It’s one thing to comprehend the volatility of gold, junk bonds and dot-coms, but it’s something altogether different (and eye-opening) when that sucking sounds hits a financial entity as stable as the insurance industry. But that’s just what happened in September when the Federal Reserve Board stepped into the fray and loaned nearly $85 billion to insurance firm AIG, in efforts to plug a deepening hole and prevent further hits to the U.S. economy.
Later that month, the Bush administration rolled out its $700 billion rescue plan, an effort to thaw out the frozen credit markets and steer the financial sector out of an economic crisis, which many have compared to the worst since the market crash of 1929.

On Oct. 6, as I write this column, the bailout bill passed through Congress, but the Dow continued to tumble, falling below 10,000 for the first time since 2004. Only today, the U.S. financial markets weren’t alone — the European index saw its largest drop ever, falling some 7 percent.

Who knows where this will go from a global perspective, but to get a better handle on the situation from an insurance sector point of view, I spoke with Brian Ashe of Lisle, Ill.-based Brian Ashe and Associates.

“Notices I have seen from state regulators indicate even AIG’s insurance operations are profitable and sound financially. Someone reminded me that, back in 1987, as we went through another big downturn in the stock market, the life insurance industry ran an ad that, to paraphrase, said something like, ‘Today, the cash values of your life insurance policy went up!’ Our industry is strong and its strength is reaffirmed in times like these.”

For seniors, the current market reinforces a need for “lifeboats,” Ashe says.

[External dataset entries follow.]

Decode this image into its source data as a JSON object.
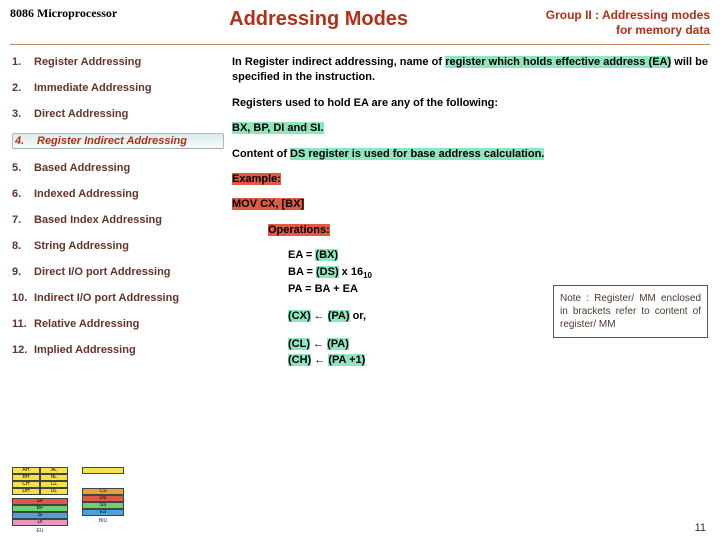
{
  "header": {
    "logo": "8086 Microprocessor",
    "title": "Addressing Modes",
    "subtitle_l1": "Group II : Addressing modes",
    "subtitle_l2": "for memory data"
  },
  "modes": [
    "Register Addressing",
    "Immediate Addressing",
    "Direct Addressing",
    "Register Indirect Addressing",
    "Based Addressing",
    "Indexed Addressing",
    "Based Index Addressing",
    "String Addressing",
    "Direct I/O port Addressing",
    "Indirect I/O port Addressing",
    "Relative Addressing",
    "Implied Addressing"
  ],
  "active_index": 3,
  "body": {
    "p1_a": "In Register indirect addressing, name of ",
    "p1_b": "register which holds effective address (EA)",
    "p1_c": " will be specified in the instruction.",
    "p2": "Registers used to hold EA are any of the following:",
    "p3": "BX, BP, DI and SI.",
    "p4_a": "Content of ",
    "p4_b": "DS register is used for base address calculation.",
    "ex_label": "Example:",
    "ex_code": "MOV CX, [BX]",
    "ops_label": "Operations:",
    "eq1_a": "EA = ",
    "eq1_b": "(BX)",
    "eq2_a": "BA = ",
    "eq2_b": "(DS)",
    "eq2_c": " x 16",
    "eq2_sub": "10",
    "eq3": "PA = BA + EA",
    "r1_a": "(CX)",
    "r1_arrow": " ← ",
    "r1_b": "(PA)",
    "r1_c": "   or,",
    "r2_a": "(CL)",
    "r2_arrow": " ← ",
    "r2_b": "(PA)",
    "r3_a": "(CH)",
    "r3_arrow": " ← ",
    "r3_b": " (PA +1)"
  },
  "note": "Note : Register/ MM enclosed in brackets refer to content of register/ MM",
  "page_num": "11",
  "diagram": {
    "eu_rows": [
      [
        "AH",
        "AL"
      ],
      [
        "BH",
        "BL"
      ],
      [
        "CH",
        "CL"
      ],
      [
        "DH",
        "DL"
      ]
    ],
    "eu_lower": [
      "SP",
      "BP",
      "SI",
      "DI"
    ],
    "biu_rows": [
      "CS",
      "DS",
      "SS",
      "ES"
    ],
    "eu_label": "EU",
    "biu_label": "BIU"
  }
}
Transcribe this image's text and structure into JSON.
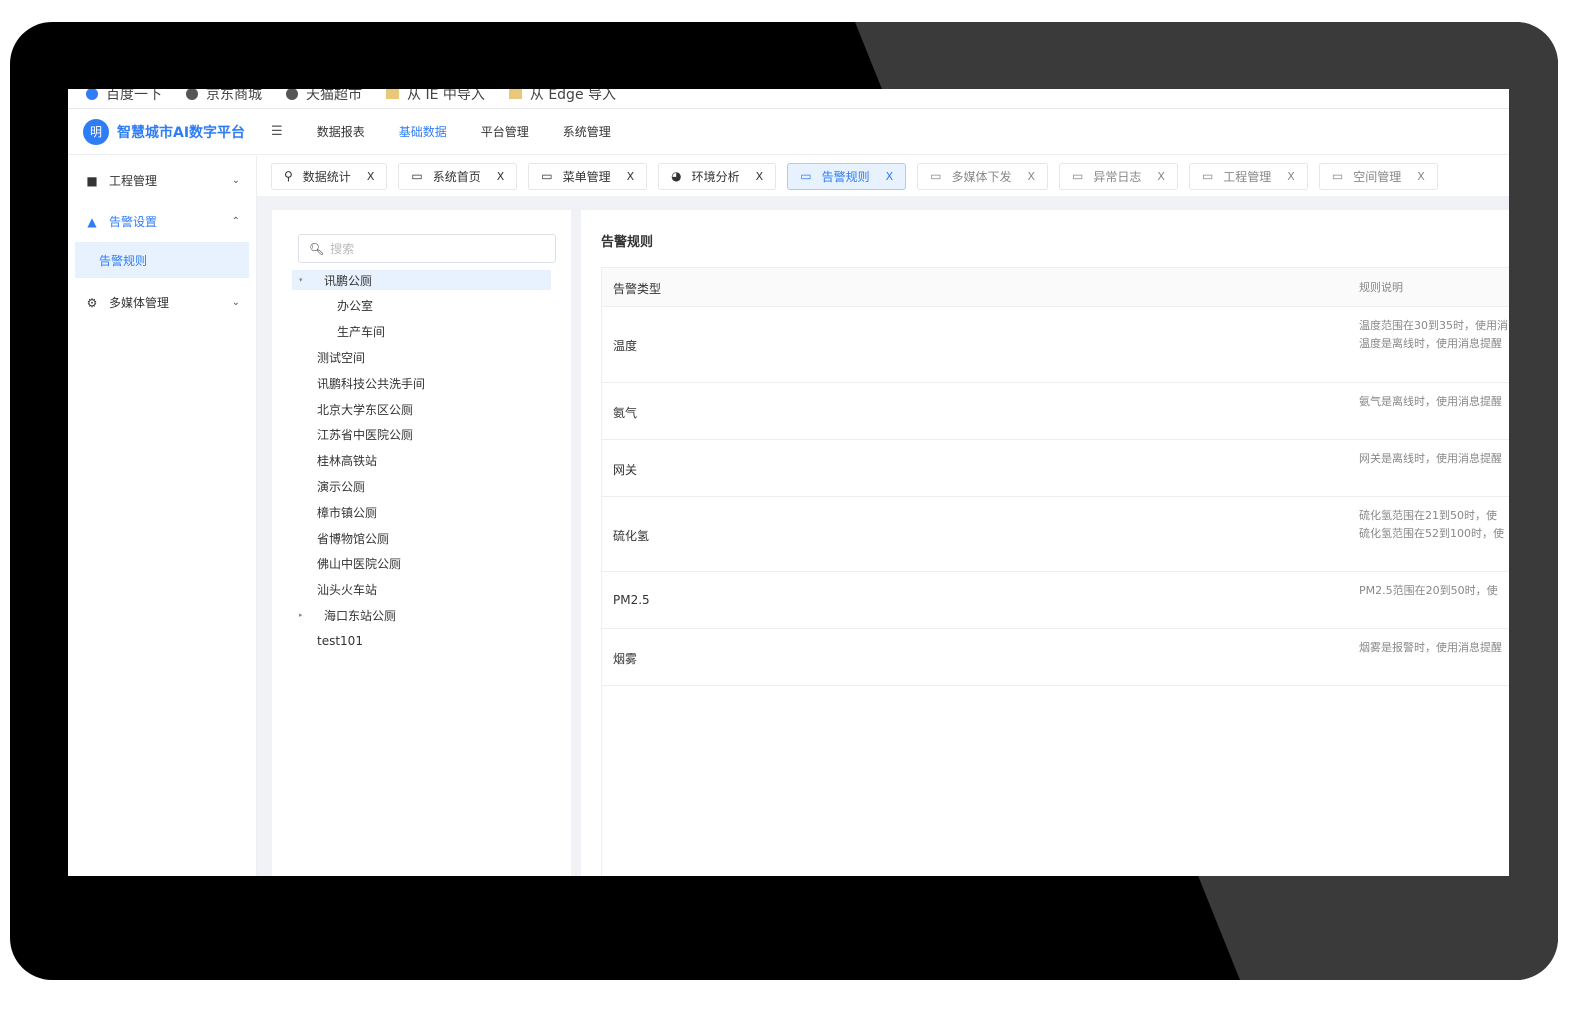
{
  "bookmarks": [
    "百度一下",
    "京东商城",
    "天猫超市",
    "从 IE 中导入",
    "从 Edge 导入"
  ],
  "header": {
    "brand": "智慧城市AI数字平台",
    "logo_text": "明",
    "nav": [
      "数据报表",
      "基础数据",
      "平台管理",
      "系统管理"
    ],
    "active_nav": "基础数据"
  },
  "sidebar": {
    "items": [
      {
        "label": "工程管理",
        "icon": "briefcase-icon"
      },
      {
        "label": "告警设置",
        "icon": "warning-icon",
        "open": true,
        "children": [
          "告警规则"
        ]
      },
      {
        "label": "多媒体管理",
        "icon": "gear-icon"
      }
    ]
  },
  "tabs": [
    {
      "label": "数据统计",
      "icon": "location-icon"
    },
    {
      "label": "系统首页",
      "icon": "window-icon"
    },
    {
      "label": "菜单管理",
      "icon": "window-icon"
    },
    {
      "label": "环境分析",
      "icon": "globe-icon"
    },
    {
      "label": "告警规则",
      "icon": "window-icon",
      "active": true
    },
    {
      "label": "多媒体下发",
      "icon": "window-icon"
    },
    {
      "label": "异常日志",
      "icon": "window-icon"
    },
    {
      "label": "工程管理",
      "icon": "window-icon"
    },
    {
      "label": "空间管理",
      "icon": "window-icon"
    }
  ],
  "tab_close": "X",
  "tree": {
    "search_placeholder": "搜索",
    "nodes": [
      "讯鹏公厕",
      "办公室",
      "生产车间",
      "测试空间",
      "讯鹏科技公共洗手间",
      "北京大学东区公厕",
      "江苏省中医院公厕",
      "桂林高铁站",
      "演示公厕",
      "樟市镇公厕",
      "省博物馆公厕",
      "佛山中医院公厕",
      "汕头火车站",
      "海口东站公厕",
      "test101"
    ]
  },
  "panel": {
    "title": "告警规则",
    "columns": [
      "告警类型",
      "规则说明"
    ],
    "rows": [
      {
        "type": "温度",
        "desc": [
          "温度范围在30到35时，使用消",
          "温度是离线时，使用消息提醒"
        ]
      },
      {
        "type": "氨气",
        "desc": [
          "氨气是离线时，使用消息提醒"
        ]
      },
      {
        "type": "网关",
        "desc": [
          "网关是离线时，使用消息提醒"
        ]
      },
      {
        "type": "硫化氢",
        "desc": [
          "硫化氢范围在21到50时，使",
          "硫化氢范围在52到100时，使"
        ]
      },
      {
        "type": "PM2.5",
        "desc": [
          "PM2.5范围在20到50时，使"
        ]
      },
      {
        "type": "烟雾",
        "desc": [
          "烟雾是报警时，使用消息提醒"
        ]
      }
    ]
  },
  "colors": {
    "accent": "#2f7df6",
    "frame": "#000000",
    "frame_highlight": "#3a3a3a"
  }
}
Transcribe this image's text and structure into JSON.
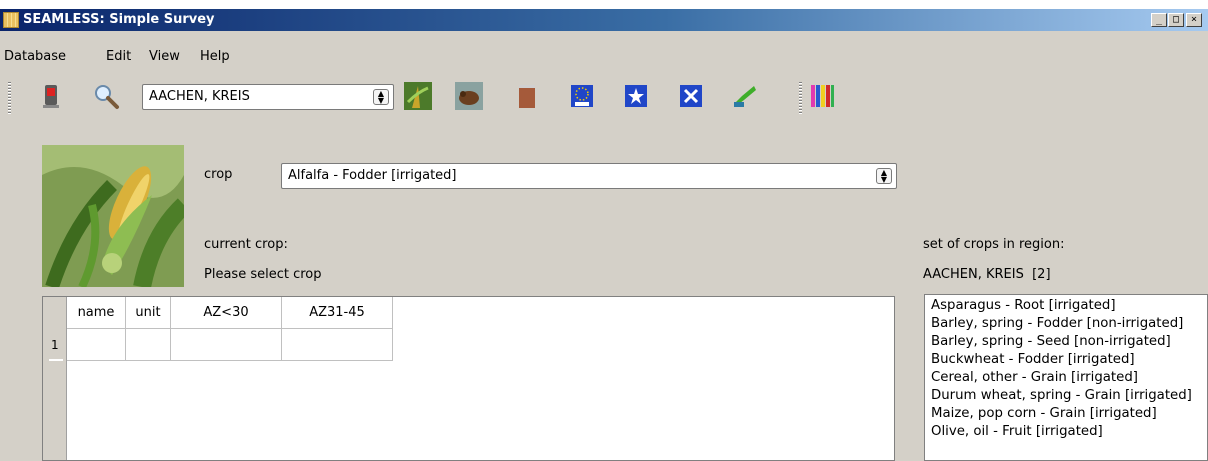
{
  "window": {
    "title": "SEAMLESS: Simple Survey",
    "buttons": [
      "_",
      "□",
      "×"
    ]
  },
  "menubar": {
    "items": [
      "Database",
      "Edit",
      "View",
      "Help"
    ]
  },
  "toolbar": {
    "region_select": {
      "value": "AACHEN, KREIS"
    },
    "icons": [
      "phone-icon",
      "search-icon",
      "crop-icon",
      "livestock-icon",
      "building-icon",
      "eu-flag-icon",
      "eu-star-icon",
      "eu-cross-icon",
      "green-tool-icon",
      "color-bars-icon"
    ]
  },
  "crop_panel": {
    "crop_label": "crop",
    "crop_value": "Alfalfa - Fodder [irrigated]",
    "current_crop_label": "current crop:",
    "current_crop_value": "Please select crop"
  },
  "table": {
    "columns": [
      "name",
      "unit",
      "AZ<30",
      "AZ31-45"
    ],
    "rows": [
      [
        "1"
      ]
    ]
  },
  "region_panel": {
    "label": "set of crops in region:",
    "region_name": "AACHEN, KREIS  [2]",
    "crops": [
      "Asparagus - Root [irrigated]",
      "Barley, spring - Fodder [non-irrigated]",
      "Barley, spring - Seed [non-irrigated]",
      "Buckwheat - Fodder [irrigated]",
      "Cereal, other - Grain [irrigated]",
      "Durum wheat, spring - Grain [irrigated]",
      "Maize, pop corn - Grain [irrigated]",
      "Olive, oil - Fruit [irrigated]"
    ]
  }
}
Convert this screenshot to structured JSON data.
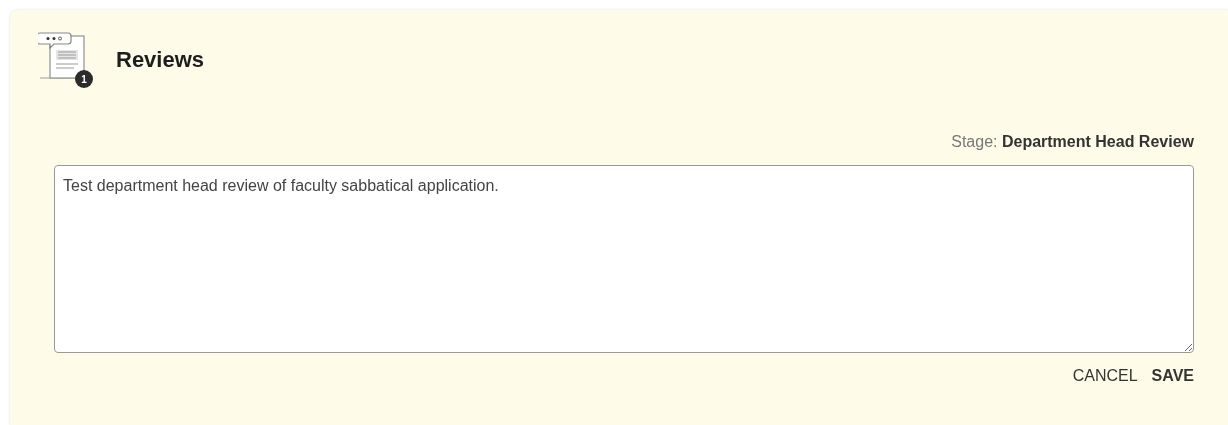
{
  "header": {
    "title": "Reviews",
    "badge": "1"
  },
  "stage": {
    "label": "Stage:",
    "value": "Department Head Review"
  },
  "review": {
    "value": "Test department head review of faculty sabbatical application."
  },
  "buttons": [
    {
      "label": "CANCEL",
      "kind": "secondary"
    },
    {
      "label": "SAVE",
      "kind": "primary"
    }
  ]
}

More than ever, they will need “life, disability, long term care insurance and guaranteed income annuities — to fill the void when other assets decline in value, become illiquid or lack the flexibility to meet needs in times of volatile change.

“And certainly these events reinforce the need to work with a professional advisor who can both look at alternatives and help to mitigate the pure emotional content of decisions made in the midst of significant uncertainty.”

Hopefully, by the time you’re reading this column in early November, the economic news is better and we’re finally seeing some rays of light at the end of the tunnel.

We can only hope.